Anyway, this post isn’t meant to be cheerleading for science. It’s meant to be cheerleading for a podcast I’ve been listening to. Until recently, it was called “Skeptically Speaking” – a perfectly reasonable name, that captured some of the spirit of the thing. (My only quibble with the name was that I’d occasionally confuse it with Rationally Speaking, another excellent podcast with a very different focus and flavour.) I enjoyed the podcast. Then I learned that it was produced out of my new home city, Edmonton, and I enjoyed it a little more. I even got to see two of the hosts, Desiree Schell (@desireeschell) and Rachelle Saunders (@afterthree), at this year’s Logicon.

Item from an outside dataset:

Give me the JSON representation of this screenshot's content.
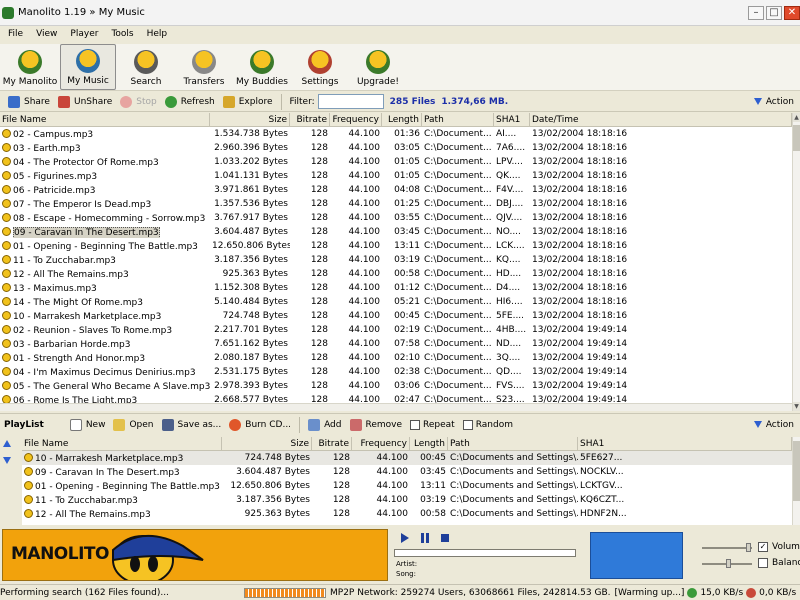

What’s so great about this podcast? Well, it’s produced and hosted by science fans with great production and communication skills.
And that’s delightful to see in a science podcast.
They take a skeptical look – balancing reports where there is a legitimate scientific debate, and not giving airtime to fringe, unscientific positions.
And that’s refreshing to see in a science reporting by non-scientists.
And … well … they’re fun. Friendly. They seem to get science in the same way I do. They get that it’s hard work to do it right, and that it’s worth the work because we get to learn stuff. We get to see the world with new eyes. And along the way, we may learn things that help us better navigate this crazy, tangled, confusing life of ours.
Anyway, that’s the show. But it isn’t called Skeptically Speaking any longer. Now it’s called …
They have a snazzy new website, and two episodes now under their new name – one exploring the reason for the name change (and some inspiring science-communication, public-engagement stuff), and one on food sustainability. Here’s a bit of what they say about themselves on the website:
“We explore the connections between science, popular culture, history, and public policy, to help listeners understand the evidence and arguments behind what’s in the news and on the shelves.”
Go. Listen. Enjoy. Wonder.